Pay-to-win microtransactions that give some players a clear advantage over others absolutely ruin games for those who don’t pay up. As a result, many games have opted to relegate all microtransactions to cosmetics only. These might make one’s character look cool, but don’t give them an edge in a fight. It makes sense in a competitive game, but what happens when cosmetics are the main draw?
This is a conundrum that I couldn’t get out of my head as I played Fortnite this week after buying its battle pass so my cousin could be more comfortable playing it on my PS5. I’ve played Epic Games’ battle royale more than ever this past week. During that time, I’ve noticed just how critical cosmetics are to the Fortnite experience and how most outfits and emotes are locked behind a paywall. As companies try harder and harder to turn games into metaverses, it’s time to reassess if cosmetic-only microtransactions are still acceptable.
Over Easter weekend, my younger cousin visited me as part of the holiday celebrations. We were eventually drawn to the PS5, and I had installed Fortnite (their favorite game) on to the system so they could see the game in action on a next-gen console. While we were having fun playing it together, they pointed out that my character had the default outfit and was surprised that I hadn’t spent money buying more cosmetics.
Spending money on cosmetics immensely changed my relationship with Fortnite.
Understanding that sentiment, I spent $20 on V-Bucks to buy a skin, emote, and Chapter 3 Season 2’s battle pass. My cousin eventually left, but I didn’t stop playing Fortnite over the rest of that holiday weekend. I had just spent money on the battle pass and wanted to unlock the Prowler and Doctor Strange outfits that I had paid for, but needed to play to earn. It’s at the end of this season’s battle pass.
Call it sunk cost fallacy, but I’ve tried to get my money’s worth out of Fortnite over the past several days. During that grind, I came to a startling realization: The cosmetics are as crucial to the Fortnite experience as the gameplay.
It wasn’t this way when I played Fortnite a bit during its early days, but now that Epic Games is turning the battle royale game into a crossover-filled metaverse, how players look is just as important as how they perform in a match.
Whether it’s in a pregame lobby with random players or a session with close friends, the outfit your Fortnite character is wearing and the emotes they use are vital aspects of the social experience. Unlocking cosmetics also serves as the backbone of Fortnite‘s progression, because one has to keep playing the game to unlock outfits or earn the currency to purchase them.

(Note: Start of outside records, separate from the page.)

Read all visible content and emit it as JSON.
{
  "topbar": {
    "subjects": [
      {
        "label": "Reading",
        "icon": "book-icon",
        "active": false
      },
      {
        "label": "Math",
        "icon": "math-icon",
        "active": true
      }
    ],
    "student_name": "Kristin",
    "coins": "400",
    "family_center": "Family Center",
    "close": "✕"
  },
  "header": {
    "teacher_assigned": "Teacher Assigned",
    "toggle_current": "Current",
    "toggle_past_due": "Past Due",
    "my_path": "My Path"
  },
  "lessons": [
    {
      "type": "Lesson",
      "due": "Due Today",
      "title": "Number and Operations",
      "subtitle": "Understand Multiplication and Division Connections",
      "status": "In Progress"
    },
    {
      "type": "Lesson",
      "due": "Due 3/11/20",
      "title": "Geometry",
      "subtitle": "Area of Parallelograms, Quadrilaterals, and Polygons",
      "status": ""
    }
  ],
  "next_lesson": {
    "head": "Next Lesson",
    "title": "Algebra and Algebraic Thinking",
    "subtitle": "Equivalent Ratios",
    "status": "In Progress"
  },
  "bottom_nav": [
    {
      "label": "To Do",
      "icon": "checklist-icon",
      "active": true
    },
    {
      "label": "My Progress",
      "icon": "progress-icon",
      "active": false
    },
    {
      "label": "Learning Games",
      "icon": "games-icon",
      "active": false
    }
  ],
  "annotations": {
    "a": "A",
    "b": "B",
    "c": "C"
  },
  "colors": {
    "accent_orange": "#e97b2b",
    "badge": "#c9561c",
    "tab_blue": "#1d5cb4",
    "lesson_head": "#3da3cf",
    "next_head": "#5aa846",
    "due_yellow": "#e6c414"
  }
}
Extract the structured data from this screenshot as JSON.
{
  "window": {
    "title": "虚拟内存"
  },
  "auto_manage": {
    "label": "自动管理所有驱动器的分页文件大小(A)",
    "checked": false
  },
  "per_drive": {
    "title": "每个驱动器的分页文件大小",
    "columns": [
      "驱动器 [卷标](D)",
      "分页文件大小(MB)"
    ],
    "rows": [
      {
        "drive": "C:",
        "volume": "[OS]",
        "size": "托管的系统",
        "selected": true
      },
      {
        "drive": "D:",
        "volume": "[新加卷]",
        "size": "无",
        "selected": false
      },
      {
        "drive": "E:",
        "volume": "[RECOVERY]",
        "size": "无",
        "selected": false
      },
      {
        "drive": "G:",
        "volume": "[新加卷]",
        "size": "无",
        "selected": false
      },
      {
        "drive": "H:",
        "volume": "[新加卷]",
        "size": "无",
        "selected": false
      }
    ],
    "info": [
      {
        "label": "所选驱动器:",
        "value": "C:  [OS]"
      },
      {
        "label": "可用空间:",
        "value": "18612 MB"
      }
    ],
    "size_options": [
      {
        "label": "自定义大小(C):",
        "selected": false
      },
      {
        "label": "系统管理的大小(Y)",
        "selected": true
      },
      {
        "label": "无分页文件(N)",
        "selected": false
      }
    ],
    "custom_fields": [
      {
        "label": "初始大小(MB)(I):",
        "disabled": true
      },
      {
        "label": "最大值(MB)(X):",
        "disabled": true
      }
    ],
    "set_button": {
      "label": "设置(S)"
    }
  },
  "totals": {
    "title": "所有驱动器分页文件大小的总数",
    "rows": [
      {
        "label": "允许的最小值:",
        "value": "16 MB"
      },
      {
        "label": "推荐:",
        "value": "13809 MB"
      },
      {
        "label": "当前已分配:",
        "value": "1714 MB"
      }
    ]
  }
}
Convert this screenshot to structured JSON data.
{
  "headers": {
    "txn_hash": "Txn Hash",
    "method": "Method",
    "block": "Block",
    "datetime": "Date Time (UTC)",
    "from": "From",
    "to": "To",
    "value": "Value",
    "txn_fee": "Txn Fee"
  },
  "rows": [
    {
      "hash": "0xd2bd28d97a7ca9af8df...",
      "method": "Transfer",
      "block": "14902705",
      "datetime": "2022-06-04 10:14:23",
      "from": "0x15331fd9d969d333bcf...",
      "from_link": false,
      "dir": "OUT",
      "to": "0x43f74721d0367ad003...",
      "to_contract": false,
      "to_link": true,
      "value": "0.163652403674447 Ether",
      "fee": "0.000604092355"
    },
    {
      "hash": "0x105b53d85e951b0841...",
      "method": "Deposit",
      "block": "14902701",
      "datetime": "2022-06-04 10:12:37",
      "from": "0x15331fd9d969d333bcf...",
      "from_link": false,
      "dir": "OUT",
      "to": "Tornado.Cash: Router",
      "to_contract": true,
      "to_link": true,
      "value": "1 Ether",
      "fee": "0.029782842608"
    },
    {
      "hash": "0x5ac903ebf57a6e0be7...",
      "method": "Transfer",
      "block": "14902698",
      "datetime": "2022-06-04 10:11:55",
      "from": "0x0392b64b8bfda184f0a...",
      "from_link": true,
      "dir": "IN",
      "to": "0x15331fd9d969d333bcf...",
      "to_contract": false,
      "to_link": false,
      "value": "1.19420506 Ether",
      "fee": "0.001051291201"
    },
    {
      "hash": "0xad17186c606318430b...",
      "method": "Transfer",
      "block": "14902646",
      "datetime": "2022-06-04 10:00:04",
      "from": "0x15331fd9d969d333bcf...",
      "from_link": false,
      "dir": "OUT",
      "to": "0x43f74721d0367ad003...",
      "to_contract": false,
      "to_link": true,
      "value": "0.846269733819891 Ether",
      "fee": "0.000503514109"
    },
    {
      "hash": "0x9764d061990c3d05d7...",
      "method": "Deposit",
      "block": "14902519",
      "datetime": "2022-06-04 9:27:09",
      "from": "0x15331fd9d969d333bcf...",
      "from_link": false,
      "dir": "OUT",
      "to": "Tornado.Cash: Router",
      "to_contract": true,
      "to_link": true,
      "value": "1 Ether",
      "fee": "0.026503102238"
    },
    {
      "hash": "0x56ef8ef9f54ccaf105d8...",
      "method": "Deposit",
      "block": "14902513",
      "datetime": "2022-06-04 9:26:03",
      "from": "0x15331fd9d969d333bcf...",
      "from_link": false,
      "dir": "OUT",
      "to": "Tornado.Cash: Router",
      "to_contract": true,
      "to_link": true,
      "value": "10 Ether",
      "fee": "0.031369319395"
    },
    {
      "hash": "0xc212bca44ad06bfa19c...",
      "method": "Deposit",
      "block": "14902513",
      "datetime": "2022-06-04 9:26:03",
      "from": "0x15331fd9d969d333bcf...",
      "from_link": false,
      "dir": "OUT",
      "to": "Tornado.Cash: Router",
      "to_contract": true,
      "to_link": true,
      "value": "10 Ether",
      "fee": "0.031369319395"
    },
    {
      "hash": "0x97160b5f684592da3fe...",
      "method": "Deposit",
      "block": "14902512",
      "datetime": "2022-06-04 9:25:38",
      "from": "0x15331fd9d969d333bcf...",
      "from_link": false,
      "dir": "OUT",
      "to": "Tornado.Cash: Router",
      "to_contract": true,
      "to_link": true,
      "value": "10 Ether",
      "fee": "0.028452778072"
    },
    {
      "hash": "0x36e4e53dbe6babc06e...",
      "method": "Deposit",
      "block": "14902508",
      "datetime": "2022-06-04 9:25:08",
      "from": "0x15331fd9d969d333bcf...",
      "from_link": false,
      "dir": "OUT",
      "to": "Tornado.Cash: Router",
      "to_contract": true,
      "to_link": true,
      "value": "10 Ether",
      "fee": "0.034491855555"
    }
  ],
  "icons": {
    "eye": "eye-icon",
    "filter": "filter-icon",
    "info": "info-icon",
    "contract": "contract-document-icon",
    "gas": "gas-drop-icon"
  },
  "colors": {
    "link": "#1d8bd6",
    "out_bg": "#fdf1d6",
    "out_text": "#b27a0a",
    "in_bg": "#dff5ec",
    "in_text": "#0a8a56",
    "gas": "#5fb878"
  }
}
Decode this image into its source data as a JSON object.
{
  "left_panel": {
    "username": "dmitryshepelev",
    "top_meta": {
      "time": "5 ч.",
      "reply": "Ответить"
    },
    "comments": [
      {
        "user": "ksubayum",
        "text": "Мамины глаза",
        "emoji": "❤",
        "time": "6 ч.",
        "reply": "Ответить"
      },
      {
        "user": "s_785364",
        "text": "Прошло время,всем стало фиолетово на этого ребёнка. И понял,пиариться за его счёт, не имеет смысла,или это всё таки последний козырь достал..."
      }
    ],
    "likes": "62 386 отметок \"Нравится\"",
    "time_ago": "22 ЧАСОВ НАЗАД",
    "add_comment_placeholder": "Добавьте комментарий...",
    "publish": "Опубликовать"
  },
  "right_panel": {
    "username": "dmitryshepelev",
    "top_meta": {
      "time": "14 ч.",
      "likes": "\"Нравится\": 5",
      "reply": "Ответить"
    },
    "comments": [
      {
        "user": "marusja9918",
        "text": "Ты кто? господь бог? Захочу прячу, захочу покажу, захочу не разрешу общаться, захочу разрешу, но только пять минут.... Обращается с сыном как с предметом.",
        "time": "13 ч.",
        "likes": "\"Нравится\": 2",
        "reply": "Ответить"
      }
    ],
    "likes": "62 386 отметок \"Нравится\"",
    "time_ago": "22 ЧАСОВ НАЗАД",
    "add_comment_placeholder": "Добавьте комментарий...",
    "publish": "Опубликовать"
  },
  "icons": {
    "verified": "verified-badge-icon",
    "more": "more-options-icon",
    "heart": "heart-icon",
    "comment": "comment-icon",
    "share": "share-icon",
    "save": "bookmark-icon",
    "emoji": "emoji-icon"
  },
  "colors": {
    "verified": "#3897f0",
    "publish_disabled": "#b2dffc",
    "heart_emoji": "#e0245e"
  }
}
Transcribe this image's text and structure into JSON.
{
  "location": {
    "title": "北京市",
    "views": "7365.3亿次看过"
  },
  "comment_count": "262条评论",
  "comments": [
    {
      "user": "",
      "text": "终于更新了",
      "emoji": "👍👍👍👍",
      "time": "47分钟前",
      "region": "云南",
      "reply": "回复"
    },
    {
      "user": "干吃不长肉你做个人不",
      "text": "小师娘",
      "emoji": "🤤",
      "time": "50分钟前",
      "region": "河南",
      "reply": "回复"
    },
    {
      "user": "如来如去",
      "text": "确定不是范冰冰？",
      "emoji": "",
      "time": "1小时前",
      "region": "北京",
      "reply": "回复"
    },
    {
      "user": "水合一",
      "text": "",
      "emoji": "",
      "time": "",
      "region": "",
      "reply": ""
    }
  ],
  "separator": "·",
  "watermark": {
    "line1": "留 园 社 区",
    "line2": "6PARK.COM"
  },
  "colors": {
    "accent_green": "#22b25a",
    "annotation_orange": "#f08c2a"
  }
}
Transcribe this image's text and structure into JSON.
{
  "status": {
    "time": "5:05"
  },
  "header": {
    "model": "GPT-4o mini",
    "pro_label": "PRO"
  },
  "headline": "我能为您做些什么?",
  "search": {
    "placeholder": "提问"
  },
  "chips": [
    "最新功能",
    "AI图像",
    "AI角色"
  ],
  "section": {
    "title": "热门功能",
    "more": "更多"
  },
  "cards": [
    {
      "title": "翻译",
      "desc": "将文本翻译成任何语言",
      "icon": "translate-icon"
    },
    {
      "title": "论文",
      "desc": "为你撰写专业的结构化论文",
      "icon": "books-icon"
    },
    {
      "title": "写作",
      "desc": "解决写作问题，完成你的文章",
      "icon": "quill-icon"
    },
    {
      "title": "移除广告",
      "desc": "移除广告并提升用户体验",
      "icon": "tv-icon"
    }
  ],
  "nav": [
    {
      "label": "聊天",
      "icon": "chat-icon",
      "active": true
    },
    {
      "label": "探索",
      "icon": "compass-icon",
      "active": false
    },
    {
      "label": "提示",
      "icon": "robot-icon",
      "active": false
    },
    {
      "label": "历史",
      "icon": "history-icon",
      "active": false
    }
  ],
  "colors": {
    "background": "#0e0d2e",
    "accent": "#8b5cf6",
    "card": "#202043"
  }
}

Spending money on cosmetics immensely changed my relationship with Fortnite, so I’d argue the game’s microtransactions noticeably impact the experience.
Fortnite is a leading metaverse game now despite its humble origins, and many competitors like Manticore Games’ Core are following its lead. Cosmetics are the main things that are monetized because they supposedly don’t impact gameplay. But this approach directly contradicts statements from developers. Manticore Games CEO Frederic Descamps recently explained to Digital Trends how “the metaverse is a new place for self-expression and creativity.” Right now, a major aspect of player expression is locked behind a paywall or extremely long grind.
Developers and players now place so much value on these cosmetics that people like my cousin feel like they are missing out when they don’t have cool character outfits or emotes. I also keep playing Fortnite because of the cosmetic I paid for but can’t yet access. I’ve noticed just how much of an iron grip cosmetics have over the experience, and I expect future metaverse games to follow suit.
Due to their more positive reputation, cosmetic microtransactions aren’t as immediately noticeable or derided by players. But if you don’t pay up in Fortnite nowadays, you aren’t getting the most out of the social aspect of the game that Epic Games loves to tout. Cosmetic microtransaction might be the better of two evils when compared to pay-to-win microtransactions. Still, it feels like cosmetic-only microtransactions are becoming just as negatively intrusive in metaverse games as pay-to-win ones.
I don’t blame my cousin for wanting their characters to look special and emote uniquely or I don’t regret spending the money so he and I could have a lot of fun playing together. But it’s clear that a very significant part of the fun of Fortnite for people of all ages is locked behind a paywall and that leaves me concerned for the future of cosmetic microtransactions. These microtransactions will likely only worsen and become more prominent as more metaverse games like Fortnite continue to emphasize customization and player expression over moment-to-moment gameplay. As such, it’s not possible for me to look at cosmetics as the “good kind” of microtransactions anymore.